In Chapter 7, some algorithms for calculating the character table of a finite group \(G\) are discussed. The first algorithm, that is due to Burnside, is based on the fact that the structure constants of the class algebra of \(G\) determine the character table of \(G\). J. Dixon produced a revised form of Burnside’s algorithm (Section 7.2). G. J. A. Schneider discovered a variation on the algorithm that in many cases speeds it up considerably (Section 7.3).
Chapter 8 is an introduction to the Young theory of representations of \(S_n\).
Chapter 9 is devoted to Frobenius groups. All material is standard. An example of a Frobenius group with nonabelian kernel that is due to N. Itô, is presented (the first such example of order \(7^3\) was given by Otto Ju. Shmidt).
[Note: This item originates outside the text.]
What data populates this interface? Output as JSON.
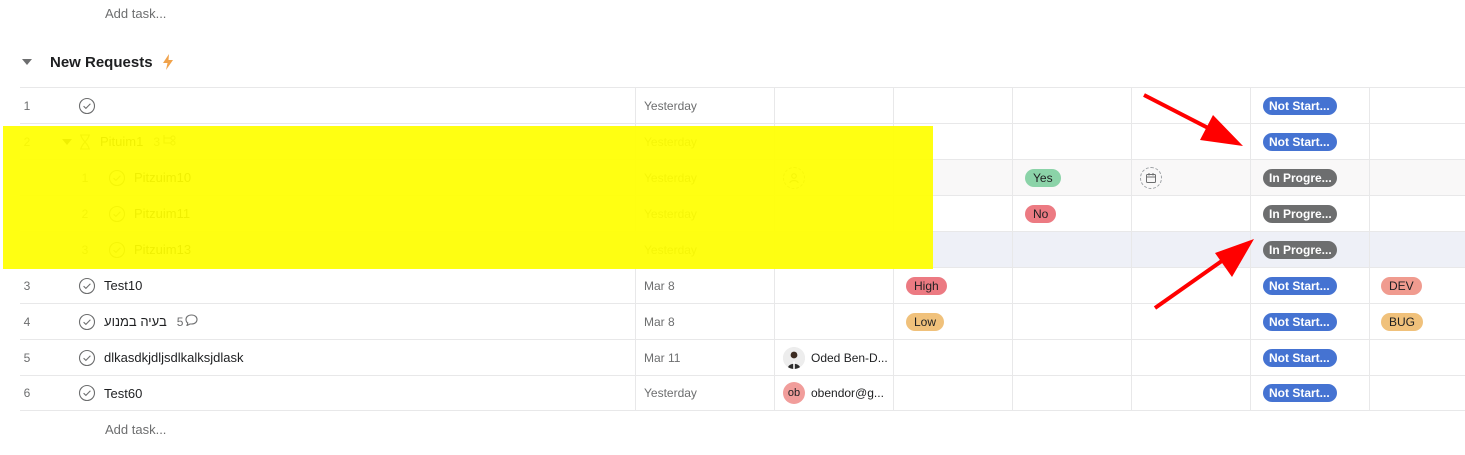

In Chapter 10 some advanced topics are treated. Brauer’s Realization Theorem is proved in Section 10.1. Section 10.2 is an introduction to the Schur index. The Frobenius-Schur indicator is a subject of Section 10.3; some details are given for Frobenius groups.
The book is well written. It contains some fresh material, esp. in Part 1. Some books with related theme that designate to the same audience, are T. Tambour, Introduction to finite groups and their representations [Lund (1991)] and J. L. Alperin and R. B. Bell, Groups and representations [Springer (1995; Zbl 0839.20001)].
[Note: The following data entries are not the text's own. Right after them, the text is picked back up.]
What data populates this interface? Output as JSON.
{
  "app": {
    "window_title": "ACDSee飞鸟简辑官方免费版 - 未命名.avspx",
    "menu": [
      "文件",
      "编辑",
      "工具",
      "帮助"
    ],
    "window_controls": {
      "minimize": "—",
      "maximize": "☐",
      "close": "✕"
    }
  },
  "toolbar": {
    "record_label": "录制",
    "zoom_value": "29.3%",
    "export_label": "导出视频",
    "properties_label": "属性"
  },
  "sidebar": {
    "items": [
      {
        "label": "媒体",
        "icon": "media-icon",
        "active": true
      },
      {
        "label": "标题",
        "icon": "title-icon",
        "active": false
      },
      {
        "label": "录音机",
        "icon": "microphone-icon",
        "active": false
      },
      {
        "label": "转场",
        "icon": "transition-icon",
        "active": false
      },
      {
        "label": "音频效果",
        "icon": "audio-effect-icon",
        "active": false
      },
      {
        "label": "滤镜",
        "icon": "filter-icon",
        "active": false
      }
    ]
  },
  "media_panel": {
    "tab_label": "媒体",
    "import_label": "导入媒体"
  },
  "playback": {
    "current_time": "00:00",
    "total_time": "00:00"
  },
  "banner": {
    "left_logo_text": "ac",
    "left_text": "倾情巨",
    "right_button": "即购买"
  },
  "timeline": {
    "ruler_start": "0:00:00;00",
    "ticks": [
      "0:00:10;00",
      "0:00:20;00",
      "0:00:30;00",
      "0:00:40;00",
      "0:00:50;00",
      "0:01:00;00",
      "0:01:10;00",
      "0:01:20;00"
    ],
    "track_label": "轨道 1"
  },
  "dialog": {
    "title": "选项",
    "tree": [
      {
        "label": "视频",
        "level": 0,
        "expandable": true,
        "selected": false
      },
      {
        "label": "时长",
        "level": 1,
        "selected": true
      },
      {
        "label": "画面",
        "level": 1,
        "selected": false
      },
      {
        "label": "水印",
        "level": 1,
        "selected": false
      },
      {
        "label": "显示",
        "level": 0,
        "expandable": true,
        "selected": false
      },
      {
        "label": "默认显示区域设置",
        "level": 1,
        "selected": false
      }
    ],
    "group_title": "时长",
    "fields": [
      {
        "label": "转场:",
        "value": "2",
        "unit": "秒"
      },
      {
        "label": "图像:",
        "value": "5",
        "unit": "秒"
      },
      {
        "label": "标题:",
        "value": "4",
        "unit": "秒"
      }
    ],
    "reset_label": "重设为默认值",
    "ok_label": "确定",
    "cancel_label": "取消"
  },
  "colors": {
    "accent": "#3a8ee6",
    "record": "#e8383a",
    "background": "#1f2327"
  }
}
20-02 Research exposition (monographs, survey articles) pertaining to group theory
20C15 Ordinary representations and characters
20D15 Finite nilpotent groups, \(p\)-groups
20D10 Finite solvable groups, theory of formations, Schunck classes, Fitting classes, \(\pi\)-length, ranks
20D20 Sylow subgroups, Sylow properties, \(\pi\)-groups, \(\pi\)-structure


Zbl 0839.20001